*ACTIVITY:* Some lines in the entries contain the word "code". Copy all of them.

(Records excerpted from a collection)

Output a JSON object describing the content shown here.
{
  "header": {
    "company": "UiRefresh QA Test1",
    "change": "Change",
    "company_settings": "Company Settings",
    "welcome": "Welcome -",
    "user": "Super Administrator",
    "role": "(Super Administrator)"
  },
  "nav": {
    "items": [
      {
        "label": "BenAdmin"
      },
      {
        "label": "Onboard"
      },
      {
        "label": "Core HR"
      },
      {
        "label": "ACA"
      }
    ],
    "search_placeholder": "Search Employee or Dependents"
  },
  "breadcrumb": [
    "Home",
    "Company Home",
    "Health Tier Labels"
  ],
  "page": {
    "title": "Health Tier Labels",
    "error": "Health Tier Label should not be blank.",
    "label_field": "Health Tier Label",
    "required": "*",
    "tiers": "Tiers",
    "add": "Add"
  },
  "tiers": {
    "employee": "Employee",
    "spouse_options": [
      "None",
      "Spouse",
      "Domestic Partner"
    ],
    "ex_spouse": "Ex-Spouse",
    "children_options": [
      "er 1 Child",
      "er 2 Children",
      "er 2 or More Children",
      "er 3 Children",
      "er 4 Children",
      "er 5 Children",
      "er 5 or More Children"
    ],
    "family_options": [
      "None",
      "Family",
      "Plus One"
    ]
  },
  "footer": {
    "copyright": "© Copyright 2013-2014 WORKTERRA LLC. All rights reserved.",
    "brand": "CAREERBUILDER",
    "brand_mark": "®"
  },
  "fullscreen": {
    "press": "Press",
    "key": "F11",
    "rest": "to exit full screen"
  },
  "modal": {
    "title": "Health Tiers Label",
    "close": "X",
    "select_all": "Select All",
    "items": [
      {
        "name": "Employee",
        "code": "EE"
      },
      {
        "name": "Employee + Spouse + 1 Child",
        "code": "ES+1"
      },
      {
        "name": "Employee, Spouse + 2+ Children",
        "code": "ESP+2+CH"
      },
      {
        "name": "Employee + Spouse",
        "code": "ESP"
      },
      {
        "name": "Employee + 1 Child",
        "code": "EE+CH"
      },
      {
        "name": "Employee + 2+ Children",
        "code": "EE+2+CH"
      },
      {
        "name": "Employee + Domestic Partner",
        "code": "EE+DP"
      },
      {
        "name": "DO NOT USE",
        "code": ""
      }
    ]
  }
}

*ANSWER SECTION:*
        "code": "EE"
        "code": "ES+1"
        "code": "ESP+2+CH"
        "code": "ESP"
        "code": "EE+CH"
        "code": "EE+2+CH"
        "code": "EE+DP"
        "code": ""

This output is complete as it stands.